Exercise directions
Among the lines below, count those containing the word "الخدمات". Give the number only.

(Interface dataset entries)
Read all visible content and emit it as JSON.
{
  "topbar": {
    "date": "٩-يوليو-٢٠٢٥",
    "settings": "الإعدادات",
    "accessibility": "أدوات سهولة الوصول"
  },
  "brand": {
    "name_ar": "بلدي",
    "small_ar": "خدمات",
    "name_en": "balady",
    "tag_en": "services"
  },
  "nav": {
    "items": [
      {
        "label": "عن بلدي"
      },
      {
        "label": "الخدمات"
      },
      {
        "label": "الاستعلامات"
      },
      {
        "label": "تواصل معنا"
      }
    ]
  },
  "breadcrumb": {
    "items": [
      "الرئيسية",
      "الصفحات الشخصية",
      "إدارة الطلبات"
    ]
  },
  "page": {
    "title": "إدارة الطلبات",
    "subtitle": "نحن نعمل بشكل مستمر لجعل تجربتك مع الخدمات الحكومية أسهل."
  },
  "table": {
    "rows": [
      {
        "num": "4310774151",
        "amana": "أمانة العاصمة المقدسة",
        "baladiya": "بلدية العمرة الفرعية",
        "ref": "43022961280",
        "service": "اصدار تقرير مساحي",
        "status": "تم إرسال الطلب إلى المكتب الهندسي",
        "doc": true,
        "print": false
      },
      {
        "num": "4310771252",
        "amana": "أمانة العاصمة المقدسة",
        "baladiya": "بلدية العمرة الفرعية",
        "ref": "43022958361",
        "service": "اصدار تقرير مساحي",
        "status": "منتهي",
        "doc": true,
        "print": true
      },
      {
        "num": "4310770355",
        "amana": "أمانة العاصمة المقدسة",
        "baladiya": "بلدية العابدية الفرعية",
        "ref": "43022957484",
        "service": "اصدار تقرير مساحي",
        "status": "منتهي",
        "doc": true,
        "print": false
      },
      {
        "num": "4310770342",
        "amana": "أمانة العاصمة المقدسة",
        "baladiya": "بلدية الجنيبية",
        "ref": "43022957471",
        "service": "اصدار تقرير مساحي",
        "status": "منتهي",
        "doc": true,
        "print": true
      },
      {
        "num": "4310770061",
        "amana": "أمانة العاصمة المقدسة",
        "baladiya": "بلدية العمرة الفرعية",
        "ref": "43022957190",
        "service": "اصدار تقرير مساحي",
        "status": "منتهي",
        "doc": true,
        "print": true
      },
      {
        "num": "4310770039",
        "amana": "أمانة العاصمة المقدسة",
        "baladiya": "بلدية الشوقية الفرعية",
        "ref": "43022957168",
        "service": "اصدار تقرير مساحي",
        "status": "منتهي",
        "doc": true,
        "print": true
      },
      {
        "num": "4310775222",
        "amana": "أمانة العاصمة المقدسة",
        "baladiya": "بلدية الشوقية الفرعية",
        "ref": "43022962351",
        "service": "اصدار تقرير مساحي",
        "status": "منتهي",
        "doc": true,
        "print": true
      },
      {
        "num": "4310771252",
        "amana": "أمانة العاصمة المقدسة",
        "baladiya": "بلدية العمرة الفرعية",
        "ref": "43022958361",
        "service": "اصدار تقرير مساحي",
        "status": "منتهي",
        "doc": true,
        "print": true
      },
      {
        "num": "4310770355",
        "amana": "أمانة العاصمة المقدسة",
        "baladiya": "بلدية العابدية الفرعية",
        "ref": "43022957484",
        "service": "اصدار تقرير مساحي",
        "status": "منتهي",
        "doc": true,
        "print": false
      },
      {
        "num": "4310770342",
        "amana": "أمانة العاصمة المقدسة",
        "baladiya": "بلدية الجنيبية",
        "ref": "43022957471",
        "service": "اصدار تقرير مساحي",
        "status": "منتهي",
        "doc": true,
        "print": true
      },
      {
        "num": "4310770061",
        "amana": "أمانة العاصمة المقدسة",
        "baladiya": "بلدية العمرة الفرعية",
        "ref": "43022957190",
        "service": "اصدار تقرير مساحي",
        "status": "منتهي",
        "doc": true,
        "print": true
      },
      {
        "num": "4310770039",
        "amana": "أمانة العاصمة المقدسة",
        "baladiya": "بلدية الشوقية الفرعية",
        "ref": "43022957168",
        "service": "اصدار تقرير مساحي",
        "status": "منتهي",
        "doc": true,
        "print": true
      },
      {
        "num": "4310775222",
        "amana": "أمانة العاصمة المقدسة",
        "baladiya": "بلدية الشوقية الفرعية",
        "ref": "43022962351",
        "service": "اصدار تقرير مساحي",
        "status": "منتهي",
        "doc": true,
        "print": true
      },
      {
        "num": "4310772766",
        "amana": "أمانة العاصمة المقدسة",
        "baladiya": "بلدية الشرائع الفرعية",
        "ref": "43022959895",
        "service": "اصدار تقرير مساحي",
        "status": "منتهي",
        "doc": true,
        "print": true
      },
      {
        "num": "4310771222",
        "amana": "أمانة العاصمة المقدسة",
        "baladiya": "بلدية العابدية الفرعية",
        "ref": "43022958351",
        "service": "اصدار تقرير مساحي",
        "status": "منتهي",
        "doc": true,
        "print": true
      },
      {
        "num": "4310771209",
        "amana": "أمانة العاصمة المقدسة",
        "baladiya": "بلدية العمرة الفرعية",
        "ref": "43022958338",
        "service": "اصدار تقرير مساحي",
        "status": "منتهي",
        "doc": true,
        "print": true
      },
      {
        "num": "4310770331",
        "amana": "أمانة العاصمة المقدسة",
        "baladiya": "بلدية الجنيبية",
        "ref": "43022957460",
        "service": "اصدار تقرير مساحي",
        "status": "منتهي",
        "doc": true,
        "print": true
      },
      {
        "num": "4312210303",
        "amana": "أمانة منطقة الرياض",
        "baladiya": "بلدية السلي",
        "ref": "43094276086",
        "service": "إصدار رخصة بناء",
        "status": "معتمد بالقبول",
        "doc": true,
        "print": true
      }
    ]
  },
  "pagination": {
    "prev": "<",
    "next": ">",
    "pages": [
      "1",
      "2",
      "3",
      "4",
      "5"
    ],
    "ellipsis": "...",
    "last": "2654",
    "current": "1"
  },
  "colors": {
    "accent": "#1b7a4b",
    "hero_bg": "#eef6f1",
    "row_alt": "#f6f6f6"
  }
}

Worked solution
2